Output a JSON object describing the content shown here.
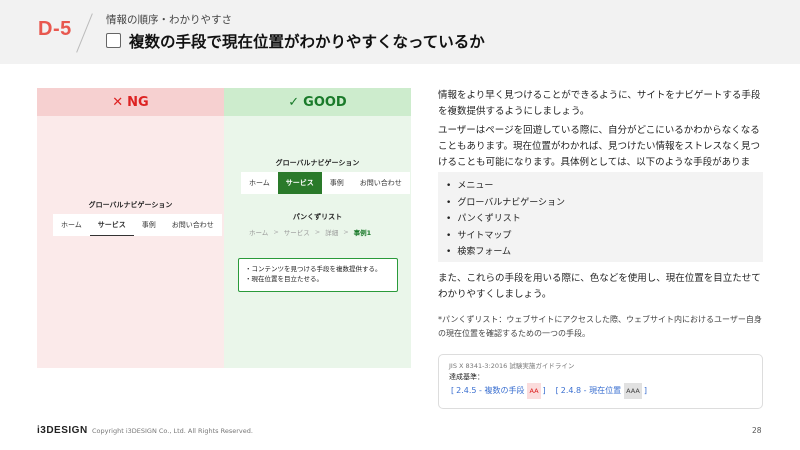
{
  "header": {
    "code": "D-5",
    "category": "情報の順序・わかりやすさ",
    "title": "複数の手段で現在位置がわかりやすくなっているか"
  },
  "ng_panel": {
    "mark": "✕",
    "label": "NG",
    "nav_title": "グローバルナビゲーション",
    "nav_items": [
      "ホーム",
      "サービス",
      "事例",
      "お問い合わせ"
    ],
    "active_index": 1
  },
  "good_panel": {
    "mark": "✓",
    "label": "GOOD",
    "nav_title": "グローバルナビゲーション",
    "nav_items": [
      "ホーム",
      "サービス",
      "事例",
      "お問い合わせ"
    ],
    "active_index": 1,
    "breadcrumb_title": "パンくずリスト",
    "breadcrumb": [
      "ホーム",
      "サービス",
      "詳細",
      "事例1"
    ],
    "breadcrumb_sep": ">",
    "notes": [
      "・コンテンツを見つける手段を複数提供する。",
      "・現在位置を目立たせる。"
    ]
  },
  "content": {
    "para1": "情報をより早く見つけることができるように、サイトをナビゲートする手段を複数提供するようにしましょう。",
    "para2": "ユーザーはページを回遊している際に、自分がどこにいるかわからなくなることもあります。現在位置がわかれば、見つけたい情報をストレスなく見つけることも可能になります。具体例としては、以下のような手段があります。",
    "list": [
      "メニュー",
      "グローバルナビゲーション",
      "パンくずリスト",
      "サイトマップ",
      "検索フォーム"
    ],
    "para3": "また、これらの手段を用いる際に、色などを使用し、現在位置を目立たせてわかりやすくしましょう。",
    "footnote": "*パンくずリスト：ウェブサイトにアクセスした際、ウェブサイト内におけるユーザー自身の現在位置を確認するための一つの手段。"
  },
  "reference": {
    "source": "JIS X 8341-3:2016 試験実施ガイドライン",
    "label": "達成基準：",
    "links": [
      {
        "text": "2.4.5 - 複数の手段",
        "level": "AA"
      },
      {
        "text": "2.4.8 - 現在位置",
        "level": "AAA"
      }
    ]
  },
  "footer": {
    "logo": "i3DESIGN",
    "copyright": "Copyright i3DESIGN Co., Ltd. All Rights Reserved.",
    "page": "28"
  },
  "colors": {
    "accent_red": "#e8584f",
    "good_green": "#2a7a2a",
    "link_blue": "#3a6fd0"
  }
}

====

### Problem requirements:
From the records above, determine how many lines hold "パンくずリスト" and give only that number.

### Reply to the exercise:
3